A rewrite of an article by Liz Robbins which appeared in The New York Times on January 17, 2014
If only Teddy could talk, we would know what he thinks. He could expound on Manhattan traffic, its pollution, the cold, the heat, the hay, Grand Army Plaza, Pennsylvania’s Amish country, warm cocoa, whipped cream, and antique-style electric cars –
not just in Central Park, but all over the city.
“The A.S.P.C.A. does not oppose horses,” said Matthew E. Bershadker, the organization’s president. “We oppose horses.”
Cornelius Byrne, 66, said, “It goes on forever.”
Teddy goes to work, enchanted by the scenes in the Robert Redford movie “Barefoot in the Park” and the “Real Housewives” reality series. Drivers, stable owners and stable hands call it a career.
Mr. Hernandez said, “At the end of the day, I go home.”
Teddy goes to school to become an electrician. “It’s hard to get another job,” Mr. Hernandez said, wearing faux-diamond studs in both ears that could cost him $150,000 to buy outright.
“It’s over,” Mr. de Blasio said. “The administration is shackled into their carriages. They need the ability to graze and roam freely. They never get that in New York. What happens is that people anthropomorphize,” he said.
Mr. Hernandez said he takes his cues from Teddy.

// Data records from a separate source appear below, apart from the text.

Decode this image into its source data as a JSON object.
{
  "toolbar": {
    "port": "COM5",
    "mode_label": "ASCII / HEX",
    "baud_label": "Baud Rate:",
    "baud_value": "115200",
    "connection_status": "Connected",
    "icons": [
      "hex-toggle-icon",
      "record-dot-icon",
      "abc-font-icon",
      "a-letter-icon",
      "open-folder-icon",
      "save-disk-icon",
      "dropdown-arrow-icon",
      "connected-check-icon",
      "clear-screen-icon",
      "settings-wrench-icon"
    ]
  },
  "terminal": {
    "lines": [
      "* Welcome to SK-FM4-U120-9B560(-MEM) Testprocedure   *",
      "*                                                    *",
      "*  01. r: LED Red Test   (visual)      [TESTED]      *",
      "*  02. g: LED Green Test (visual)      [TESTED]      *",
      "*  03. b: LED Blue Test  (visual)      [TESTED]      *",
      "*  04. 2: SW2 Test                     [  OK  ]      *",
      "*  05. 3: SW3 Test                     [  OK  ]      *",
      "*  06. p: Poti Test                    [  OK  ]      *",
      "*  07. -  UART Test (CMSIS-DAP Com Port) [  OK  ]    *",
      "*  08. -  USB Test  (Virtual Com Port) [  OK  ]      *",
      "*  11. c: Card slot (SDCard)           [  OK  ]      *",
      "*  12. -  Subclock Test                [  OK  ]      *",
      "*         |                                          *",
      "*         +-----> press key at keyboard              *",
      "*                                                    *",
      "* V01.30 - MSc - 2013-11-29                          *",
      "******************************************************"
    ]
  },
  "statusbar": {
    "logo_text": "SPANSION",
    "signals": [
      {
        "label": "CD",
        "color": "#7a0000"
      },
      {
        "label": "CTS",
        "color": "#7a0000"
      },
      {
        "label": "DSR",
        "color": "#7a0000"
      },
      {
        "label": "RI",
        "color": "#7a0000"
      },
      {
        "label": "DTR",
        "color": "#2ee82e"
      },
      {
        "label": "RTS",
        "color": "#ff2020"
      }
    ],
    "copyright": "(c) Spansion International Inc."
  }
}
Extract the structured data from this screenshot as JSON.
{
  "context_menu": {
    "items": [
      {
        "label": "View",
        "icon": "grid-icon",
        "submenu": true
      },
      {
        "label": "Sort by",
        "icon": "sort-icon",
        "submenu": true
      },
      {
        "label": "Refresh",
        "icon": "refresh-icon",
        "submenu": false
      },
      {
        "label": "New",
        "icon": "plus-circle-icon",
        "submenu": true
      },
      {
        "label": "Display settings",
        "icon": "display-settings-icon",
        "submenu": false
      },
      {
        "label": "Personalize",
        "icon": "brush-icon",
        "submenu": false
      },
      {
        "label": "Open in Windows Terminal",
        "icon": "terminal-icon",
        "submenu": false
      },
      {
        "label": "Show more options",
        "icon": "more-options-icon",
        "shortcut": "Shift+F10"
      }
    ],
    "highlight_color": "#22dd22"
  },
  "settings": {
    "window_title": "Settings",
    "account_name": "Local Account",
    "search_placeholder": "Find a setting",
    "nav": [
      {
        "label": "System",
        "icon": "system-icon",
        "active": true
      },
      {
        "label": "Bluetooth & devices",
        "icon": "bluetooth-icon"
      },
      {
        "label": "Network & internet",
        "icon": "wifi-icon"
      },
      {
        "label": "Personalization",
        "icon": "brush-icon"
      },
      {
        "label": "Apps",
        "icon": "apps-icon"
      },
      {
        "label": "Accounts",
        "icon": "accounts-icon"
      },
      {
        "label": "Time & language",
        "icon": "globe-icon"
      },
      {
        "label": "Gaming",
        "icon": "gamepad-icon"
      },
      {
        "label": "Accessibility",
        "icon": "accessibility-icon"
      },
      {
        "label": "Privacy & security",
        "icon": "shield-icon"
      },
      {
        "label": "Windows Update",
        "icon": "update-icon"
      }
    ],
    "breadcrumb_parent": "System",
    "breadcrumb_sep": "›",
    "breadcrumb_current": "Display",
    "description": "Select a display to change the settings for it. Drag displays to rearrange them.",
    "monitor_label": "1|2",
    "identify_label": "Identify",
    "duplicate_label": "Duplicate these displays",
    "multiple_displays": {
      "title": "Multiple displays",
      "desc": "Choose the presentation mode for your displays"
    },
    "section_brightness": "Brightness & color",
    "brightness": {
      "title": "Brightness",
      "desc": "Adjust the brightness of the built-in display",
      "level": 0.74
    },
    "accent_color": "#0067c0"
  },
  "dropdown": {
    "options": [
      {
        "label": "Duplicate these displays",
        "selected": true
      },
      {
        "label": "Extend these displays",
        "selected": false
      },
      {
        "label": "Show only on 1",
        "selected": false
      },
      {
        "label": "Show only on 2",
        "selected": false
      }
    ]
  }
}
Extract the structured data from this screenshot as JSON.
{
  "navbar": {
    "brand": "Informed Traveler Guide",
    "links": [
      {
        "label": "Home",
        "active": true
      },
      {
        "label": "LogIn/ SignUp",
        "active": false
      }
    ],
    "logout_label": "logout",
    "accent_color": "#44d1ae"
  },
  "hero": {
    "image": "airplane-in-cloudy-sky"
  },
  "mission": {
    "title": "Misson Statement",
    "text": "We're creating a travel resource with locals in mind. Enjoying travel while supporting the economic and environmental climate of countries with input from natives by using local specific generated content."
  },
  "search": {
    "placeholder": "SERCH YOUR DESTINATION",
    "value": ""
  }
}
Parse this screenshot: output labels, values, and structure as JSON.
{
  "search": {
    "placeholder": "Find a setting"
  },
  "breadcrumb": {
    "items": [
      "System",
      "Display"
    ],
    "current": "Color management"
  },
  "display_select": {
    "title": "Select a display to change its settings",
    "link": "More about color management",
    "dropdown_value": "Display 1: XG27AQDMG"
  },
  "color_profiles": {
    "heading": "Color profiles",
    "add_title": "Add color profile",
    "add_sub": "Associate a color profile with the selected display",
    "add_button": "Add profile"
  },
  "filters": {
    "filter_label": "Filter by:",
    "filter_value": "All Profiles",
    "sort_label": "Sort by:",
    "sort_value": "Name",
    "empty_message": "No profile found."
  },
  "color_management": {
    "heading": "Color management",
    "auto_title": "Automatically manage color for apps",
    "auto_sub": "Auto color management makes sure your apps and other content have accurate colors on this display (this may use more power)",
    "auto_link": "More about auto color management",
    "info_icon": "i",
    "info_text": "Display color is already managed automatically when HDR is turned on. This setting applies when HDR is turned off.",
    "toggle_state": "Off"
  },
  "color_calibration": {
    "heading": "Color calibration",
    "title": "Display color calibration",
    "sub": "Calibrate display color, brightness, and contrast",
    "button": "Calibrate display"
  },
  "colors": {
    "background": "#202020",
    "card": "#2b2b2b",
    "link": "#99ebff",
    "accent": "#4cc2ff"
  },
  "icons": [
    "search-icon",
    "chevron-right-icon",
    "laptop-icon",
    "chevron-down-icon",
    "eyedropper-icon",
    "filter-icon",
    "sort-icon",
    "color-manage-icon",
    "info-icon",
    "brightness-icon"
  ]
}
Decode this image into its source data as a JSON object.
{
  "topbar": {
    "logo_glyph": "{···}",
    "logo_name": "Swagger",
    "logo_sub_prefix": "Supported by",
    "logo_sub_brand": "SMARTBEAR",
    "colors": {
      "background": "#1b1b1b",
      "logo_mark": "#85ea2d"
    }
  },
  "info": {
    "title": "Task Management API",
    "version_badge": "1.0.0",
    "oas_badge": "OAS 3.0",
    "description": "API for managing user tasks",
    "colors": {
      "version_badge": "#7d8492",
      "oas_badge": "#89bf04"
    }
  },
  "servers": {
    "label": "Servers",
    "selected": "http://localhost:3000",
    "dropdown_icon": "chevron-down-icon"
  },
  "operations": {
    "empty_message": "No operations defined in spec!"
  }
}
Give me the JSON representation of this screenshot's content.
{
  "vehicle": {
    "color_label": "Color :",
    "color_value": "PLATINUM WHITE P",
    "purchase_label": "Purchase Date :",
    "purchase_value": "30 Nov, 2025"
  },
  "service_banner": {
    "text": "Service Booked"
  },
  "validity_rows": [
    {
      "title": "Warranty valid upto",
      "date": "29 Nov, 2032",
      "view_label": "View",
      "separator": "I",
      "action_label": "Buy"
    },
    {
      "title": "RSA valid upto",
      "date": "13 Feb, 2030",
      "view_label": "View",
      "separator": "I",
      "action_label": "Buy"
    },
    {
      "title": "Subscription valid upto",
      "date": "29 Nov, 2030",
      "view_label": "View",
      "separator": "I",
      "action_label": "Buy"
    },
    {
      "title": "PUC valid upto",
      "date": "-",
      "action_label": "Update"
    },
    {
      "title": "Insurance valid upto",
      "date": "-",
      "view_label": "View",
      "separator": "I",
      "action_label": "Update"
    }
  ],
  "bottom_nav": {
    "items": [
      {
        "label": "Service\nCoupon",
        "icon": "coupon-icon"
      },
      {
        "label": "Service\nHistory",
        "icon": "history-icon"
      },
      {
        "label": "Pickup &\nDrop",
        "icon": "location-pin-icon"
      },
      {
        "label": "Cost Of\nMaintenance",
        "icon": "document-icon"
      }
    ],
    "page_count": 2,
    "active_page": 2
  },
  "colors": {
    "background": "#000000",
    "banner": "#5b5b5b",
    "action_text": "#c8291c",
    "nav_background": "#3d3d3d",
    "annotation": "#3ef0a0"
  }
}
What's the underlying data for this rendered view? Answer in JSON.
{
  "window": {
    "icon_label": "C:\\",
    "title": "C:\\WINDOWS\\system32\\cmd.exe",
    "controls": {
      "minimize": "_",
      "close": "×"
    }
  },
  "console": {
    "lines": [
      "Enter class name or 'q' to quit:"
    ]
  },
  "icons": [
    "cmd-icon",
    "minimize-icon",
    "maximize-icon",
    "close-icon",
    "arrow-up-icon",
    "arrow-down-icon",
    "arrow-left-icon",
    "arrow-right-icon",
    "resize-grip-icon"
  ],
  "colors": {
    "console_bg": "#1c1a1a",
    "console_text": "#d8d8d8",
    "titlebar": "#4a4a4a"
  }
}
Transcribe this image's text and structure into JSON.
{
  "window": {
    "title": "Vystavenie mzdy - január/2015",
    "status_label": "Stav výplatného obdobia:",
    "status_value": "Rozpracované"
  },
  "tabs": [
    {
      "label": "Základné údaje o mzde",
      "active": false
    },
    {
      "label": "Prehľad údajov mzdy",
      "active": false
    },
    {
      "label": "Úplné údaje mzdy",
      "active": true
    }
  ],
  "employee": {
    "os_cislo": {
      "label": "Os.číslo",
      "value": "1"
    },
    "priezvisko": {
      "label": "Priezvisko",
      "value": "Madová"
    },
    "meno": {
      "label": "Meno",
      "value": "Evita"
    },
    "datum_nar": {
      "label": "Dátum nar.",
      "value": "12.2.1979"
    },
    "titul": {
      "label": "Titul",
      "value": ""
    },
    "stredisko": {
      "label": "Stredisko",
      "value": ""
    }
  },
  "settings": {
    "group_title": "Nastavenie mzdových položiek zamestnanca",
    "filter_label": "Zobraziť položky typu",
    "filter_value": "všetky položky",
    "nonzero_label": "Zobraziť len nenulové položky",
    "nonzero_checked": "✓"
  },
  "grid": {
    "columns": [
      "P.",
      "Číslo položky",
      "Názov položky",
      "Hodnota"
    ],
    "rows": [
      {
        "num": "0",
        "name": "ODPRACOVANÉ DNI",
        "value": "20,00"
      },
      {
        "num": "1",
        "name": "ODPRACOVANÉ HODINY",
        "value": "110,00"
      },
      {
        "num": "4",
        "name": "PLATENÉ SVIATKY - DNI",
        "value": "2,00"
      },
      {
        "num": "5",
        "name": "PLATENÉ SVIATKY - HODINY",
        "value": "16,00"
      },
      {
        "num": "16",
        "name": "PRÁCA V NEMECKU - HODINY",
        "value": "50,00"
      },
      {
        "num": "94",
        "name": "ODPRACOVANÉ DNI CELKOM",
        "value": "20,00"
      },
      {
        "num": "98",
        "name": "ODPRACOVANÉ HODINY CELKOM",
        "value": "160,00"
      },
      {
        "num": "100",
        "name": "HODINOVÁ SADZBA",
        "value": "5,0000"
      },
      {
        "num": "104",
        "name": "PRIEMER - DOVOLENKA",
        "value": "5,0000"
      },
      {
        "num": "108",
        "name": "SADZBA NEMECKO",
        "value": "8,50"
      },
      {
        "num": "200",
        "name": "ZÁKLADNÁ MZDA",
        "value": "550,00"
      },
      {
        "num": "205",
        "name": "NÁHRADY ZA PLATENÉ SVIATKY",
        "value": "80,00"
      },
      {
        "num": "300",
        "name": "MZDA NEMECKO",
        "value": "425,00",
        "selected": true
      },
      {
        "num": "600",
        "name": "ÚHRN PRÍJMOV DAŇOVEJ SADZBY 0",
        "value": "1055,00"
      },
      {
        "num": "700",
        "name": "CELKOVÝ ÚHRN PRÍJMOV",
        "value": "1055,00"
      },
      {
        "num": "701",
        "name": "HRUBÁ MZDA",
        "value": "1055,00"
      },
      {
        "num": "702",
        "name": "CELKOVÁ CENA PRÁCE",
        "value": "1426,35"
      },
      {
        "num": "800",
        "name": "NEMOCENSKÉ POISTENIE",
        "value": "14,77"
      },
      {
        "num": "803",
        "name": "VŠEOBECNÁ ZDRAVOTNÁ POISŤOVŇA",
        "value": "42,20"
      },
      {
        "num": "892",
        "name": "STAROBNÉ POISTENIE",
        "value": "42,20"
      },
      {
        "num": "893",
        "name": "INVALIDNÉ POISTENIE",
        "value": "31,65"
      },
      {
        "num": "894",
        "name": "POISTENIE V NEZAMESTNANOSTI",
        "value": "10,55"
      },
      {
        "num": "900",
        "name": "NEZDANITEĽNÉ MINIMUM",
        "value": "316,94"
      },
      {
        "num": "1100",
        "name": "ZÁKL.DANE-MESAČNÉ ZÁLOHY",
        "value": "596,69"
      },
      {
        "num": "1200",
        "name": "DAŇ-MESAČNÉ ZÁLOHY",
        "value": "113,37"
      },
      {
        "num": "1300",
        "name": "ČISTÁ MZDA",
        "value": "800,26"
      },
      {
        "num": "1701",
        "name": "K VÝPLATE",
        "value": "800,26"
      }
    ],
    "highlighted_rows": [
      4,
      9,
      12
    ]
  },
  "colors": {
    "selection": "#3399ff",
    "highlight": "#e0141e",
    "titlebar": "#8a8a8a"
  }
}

“It has nothing to do with horses,” said Kieran Kelly.
At a farm in Oxford, N.J., couples kissed in coaches. Teddy jerked the reins.